Online resources are abundant, providing the modern engineer with just about any detail needed to begin a researching a work-related activity online. IHS Engineering360 revealed that the four most valuable resources engineers first turn to when starting the “buyer’s journey” are search engines, online catalogs, supplier websites and good, old-fashioned word of mouth. In this early “needs, analysis, research” phase, engineers are turning to the internet to find equipment, components, pricing, services and suppliers. Outside of the important peer validation, the primary activities are in the digital realm and offer astute marketers an opportunity to provide relevant information to align with these active online activities.
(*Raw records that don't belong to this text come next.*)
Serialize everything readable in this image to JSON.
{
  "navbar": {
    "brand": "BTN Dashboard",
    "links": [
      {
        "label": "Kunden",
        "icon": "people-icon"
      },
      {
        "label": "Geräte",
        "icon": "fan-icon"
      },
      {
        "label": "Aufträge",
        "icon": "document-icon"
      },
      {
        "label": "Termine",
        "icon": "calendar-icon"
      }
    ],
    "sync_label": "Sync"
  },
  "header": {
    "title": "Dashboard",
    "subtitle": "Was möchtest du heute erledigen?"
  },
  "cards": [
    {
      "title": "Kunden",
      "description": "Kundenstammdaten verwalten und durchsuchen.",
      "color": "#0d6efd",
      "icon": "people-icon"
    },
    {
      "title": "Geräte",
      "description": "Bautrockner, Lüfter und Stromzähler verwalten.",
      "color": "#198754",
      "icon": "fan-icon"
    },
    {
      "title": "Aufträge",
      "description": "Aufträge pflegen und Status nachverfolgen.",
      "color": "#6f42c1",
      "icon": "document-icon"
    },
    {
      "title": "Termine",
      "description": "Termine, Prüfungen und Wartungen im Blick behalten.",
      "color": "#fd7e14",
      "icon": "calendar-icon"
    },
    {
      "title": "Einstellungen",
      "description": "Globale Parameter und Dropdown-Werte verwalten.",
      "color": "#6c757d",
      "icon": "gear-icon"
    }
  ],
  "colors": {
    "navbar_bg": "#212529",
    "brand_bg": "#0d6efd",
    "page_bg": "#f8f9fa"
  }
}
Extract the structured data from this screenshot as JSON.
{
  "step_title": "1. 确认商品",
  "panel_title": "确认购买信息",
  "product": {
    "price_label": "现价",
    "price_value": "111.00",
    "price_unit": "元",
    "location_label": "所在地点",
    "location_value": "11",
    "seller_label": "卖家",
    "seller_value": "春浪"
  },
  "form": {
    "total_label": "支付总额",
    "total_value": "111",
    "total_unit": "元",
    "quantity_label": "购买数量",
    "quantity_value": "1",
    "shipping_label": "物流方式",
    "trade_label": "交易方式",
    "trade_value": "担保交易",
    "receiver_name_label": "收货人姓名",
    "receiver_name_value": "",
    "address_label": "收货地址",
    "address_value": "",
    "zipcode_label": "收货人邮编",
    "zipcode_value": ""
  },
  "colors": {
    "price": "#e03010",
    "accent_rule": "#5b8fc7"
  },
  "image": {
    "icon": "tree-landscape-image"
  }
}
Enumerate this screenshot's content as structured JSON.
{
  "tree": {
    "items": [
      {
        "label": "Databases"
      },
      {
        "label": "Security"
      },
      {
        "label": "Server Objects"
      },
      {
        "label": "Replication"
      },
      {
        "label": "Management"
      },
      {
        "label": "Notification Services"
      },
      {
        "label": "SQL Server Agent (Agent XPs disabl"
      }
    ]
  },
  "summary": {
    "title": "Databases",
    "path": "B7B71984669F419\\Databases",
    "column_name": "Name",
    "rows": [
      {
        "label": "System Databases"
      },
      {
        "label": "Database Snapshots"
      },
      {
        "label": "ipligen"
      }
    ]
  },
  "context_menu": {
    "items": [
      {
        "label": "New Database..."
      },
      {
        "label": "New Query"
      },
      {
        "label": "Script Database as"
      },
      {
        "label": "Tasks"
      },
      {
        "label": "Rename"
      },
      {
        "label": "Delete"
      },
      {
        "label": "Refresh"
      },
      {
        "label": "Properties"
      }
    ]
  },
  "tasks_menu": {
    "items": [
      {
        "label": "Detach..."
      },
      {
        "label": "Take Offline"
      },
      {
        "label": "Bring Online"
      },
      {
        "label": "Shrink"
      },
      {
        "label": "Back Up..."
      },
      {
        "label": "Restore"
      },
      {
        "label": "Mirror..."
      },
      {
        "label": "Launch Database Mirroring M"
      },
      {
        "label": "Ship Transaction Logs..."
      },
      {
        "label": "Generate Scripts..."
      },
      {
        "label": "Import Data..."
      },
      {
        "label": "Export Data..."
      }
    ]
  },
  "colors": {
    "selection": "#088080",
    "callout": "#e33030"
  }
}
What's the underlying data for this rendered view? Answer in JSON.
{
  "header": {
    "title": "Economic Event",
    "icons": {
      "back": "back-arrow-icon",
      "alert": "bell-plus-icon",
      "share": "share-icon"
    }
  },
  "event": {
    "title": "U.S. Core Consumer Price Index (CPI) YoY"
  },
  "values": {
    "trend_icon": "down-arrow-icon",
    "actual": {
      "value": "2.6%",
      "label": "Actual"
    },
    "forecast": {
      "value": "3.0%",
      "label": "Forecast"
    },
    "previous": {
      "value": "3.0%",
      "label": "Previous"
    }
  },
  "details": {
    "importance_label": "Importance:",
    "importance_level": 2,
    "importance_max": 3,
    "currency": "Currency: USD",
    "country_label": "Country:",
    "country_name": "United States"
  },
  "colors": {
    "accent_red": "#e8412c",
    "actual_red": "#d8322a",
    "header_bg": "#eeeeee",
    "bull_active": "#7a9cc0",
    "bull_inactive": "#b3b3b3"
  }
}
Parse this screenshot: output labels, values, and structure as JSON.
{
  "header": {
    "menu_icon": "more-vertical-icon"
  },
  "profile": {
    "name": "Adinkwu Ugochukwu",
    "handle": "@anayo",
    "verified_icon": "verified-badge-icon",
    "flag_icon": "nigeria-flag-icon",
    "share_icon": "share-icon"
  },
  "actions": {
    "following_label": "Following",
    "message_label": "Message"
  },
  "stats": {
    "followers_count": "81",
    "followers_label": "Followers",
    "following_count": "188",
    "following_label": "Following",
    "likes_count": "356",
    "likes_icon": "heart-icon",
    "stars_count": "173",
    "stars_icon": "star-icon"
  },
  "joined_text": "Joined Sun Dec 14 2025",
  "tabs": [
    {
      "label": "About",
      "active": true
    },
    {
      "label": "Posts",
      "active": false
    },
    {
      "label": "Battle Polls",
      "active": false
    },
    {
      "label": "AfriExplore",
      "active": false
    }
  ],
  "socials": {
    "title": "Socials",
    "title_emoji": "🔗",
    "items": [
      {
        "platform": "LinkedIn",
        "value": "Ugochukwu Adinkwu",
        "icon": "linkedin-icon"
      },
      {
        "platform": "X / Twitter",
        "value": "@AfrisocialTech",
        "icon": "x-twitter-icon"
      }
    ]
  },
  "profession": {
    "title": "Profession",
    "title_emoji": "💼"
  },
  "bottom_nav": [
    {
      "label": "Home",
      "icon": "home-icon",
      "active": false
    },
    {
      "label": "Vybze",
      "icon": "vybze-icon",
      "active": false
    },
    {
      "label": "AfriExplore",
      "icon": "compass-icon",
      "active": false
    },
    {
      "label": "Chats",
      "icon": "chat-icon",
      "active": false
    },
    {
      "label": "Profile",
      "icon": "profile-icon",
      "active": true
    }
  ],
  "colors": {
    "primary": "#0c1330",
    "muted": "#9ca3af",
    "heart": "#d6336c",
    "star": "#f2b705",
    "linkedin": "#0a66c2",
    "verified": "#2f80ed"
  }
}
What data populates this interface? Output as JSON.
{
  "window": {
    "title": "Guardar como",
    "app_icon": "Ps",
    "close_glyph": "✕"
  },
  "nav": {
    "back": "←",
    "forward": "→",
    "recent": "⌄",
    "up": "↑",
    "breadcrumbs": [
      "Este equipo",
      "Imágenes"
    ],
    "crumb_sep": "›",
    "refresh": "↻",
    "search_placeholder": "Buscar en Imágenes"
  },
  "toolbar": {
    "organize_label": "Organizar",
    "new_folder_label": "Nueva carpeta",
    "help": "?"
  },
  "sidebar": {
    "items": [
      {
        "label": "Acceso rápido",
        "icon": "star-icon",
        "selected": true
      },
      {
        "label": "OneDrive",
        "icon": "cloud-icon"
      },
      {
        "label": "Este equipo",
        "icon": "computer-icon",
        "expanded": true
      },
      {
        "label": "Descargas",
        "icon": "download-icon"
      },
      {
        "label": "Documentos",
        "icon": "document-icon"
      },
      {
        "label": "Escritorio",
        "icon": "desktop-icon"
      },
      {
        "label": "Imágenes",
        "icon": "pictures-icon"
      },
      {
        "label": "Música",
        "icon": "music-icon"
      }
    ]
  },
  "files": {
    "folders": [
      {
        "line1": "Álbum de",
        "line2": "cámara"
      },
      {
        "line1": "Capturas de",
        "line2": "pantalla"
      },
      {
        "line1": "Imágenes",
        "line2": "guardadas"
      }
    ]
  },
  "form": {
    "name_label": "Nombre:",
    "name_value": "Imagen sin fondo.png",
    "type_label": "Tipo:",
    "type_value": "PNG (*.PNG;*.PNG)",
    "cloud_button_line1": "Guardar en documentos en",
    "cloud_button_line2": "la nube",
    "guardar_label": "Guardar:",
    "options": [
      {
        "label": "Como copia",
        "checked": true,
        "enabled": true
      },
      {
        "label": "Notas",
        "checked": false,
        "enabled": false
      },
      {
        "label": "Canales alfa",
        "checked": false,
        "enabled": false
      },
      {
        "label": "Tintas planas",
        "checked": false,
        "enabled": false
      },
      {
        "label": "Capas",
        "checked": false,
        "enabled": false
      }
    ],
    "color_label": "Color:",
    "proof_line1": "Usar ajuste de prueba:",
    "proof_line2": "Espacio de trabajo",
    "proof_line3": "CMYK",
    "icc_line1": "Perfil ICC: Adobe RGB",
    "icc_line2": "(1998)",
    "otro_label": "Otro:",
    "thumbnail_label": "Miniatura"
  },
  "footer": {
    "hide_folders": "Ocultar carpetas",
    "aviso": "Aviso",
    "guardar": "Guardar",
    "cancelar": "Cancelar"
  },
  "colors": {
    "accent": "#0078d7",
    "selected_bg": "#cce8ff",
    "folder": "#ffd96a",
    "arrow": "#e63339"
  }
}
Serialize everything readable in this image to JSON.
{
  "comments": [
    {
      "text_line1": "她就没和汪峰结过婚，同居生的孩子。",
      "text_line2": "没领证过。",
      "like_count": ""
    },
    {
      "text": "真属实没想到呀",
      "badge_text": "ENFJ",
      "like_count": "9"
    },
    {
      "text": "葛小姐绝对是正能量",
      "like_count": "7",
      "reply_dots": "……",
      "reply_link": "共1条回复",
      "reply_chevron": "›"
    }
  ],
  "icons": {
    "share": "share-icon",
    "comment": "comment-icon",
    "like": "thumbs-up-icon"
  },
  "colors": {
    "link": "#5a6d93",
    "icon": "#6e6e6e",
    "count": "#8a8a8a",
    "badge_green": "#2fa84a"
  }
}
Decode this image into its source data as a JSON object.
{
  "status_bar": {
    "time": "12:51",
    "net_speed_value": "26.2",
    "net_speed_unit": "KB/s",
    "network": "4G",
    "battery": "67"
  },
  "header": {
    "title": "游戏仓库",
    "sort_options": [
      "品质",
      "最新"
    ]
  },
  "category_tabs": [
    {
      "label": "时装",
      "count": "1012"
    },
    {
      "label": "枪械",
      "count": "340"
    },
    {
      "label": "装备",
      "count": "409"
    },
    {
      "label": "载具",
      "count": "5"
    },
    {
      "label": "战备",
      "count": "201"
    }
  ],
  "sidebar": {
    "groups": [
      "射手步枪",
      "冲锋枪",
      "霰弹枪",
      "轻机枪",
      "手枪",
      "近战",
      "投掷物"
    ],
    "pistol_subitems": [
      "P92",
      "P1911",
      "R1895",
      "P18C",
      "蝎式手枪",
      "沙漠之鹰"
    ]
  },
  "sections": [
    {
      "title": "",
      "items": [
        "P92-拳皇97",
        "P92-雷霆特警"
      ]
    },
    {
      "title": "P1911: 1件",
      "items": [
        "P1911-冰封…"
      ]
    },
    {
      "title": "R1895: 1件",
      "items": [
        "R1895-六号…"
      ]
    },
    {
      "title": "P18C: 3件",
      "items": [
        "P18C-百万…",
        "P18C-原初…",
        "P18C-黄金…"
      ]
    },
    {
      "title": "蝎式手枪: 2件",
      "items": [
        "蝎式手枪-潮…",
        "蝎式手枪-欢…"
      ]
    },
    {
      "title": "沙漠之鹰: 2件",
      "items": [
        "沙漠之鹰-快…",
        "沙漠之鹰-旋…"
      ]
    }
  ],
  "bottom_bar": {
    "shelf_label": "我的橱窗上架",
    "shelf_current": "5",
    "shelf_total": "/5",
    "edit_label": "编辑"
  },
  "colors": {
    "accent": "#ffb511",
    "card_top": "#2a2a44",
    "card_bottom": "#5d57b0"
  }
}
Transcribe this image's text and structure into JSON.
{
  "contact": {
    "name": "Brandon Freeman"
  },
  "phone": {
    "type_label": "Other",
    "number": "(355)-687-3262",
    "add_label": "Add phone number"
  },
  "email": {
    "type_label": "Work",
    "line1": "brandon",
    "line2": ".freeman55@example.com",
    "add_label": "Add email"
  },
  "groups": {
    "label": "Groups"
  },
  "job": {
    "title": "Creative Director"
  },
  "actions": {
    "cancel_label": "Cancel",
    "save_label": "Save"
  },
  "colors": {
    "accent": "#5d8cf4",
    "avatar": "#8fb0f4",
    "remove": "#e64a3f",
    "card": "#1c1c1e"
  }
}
For example, providing engineers with product specifications, product demonstrations, training how-to videos, and detailed case studies with plenty of supporting data meets the immediate needs as they initiate their early research.

Evaluation Stage: Providing multiple pathways for validation

Once your brand is on their radar, engineers typically want to dig deeper and validate. In this evaluation stage marketers should look to provide digital content that naturally extends from the research stage, delivering it in relevant ways that align with behaviors and preferences. For example, offering an in-depth webinar as an extension to someone who viewed or downloaded a case study in the research stage provides a clear path in the buyer’s journey. The approach will also vary due to the distinct differences in the preferences of younger, less experienced engineers compared to their mid-career and veteran counterparts. IHS Engineering360’s “social media use in the industrial sector” 2015 research report polled the responses of more than 1,300 engineers and other technical professionals. Social media typically provides an outlet for peer validation with real-time dialog, online reviews and more. The research bears out that social media use typically increases more mid-cycle during the stage two evaluation process led by the most popular work-related activity—more than half use social media to find product reviews.
The highest social media channel usage by engineers is the mid-career engineer, aged 35–49 years old with 76 percent having a LinkedIn account. Overall, there is no single source online for digital content. Here are a few examples:

Digital publications: Engineers prefer online publications over print by a three-to-one ratio. The typical engineer subscribes to almost five digital publications, which include e-newsletters and online trade magazines compared to 1.5 printed trade magazines.

Social media: Following companies and groups—providing brands with an opportunity to engage and influence—was the highest overall response for any activity and LinkedIn was the channel of choice. More than two-thirds of the audience felt that social media was not as efficient compared to search engines, supplier websites and online catalogs in the early research phase. Overall, engineers and technical professionals as a group are passive users of social media, preferring to read and watch rather than engage online. However, one-third of engineers have shared or posted news about their companies with their own social networks—often the group of engineers 35 and younger.

Webinars and online events: Webinars and online events are continuing to grow in prominence with seven out of 10 engineers attending at least one event. According to GlobalSpec, 32 percent went to four or more events.

Videos: How-to videos, product demos and training videos are the three most popular types of content. Knowing that engineers first go to search engines, online catalogs, and supplier websites when starting their research, marketers must create more visual content for each of these outlets to capture engineering mindshare.

Interested in finding out more about the changing face of engineering? Visit our website to learn more about engineers through a series of short videos and download our free eBook “What Makes Engineers Tick” for valuable access to deeper marketing insights.

How can we help you make change?

There are no comments yet. Be the first and leave a response!

Leave a Reply

Your email address will not be published. Required fields are marked *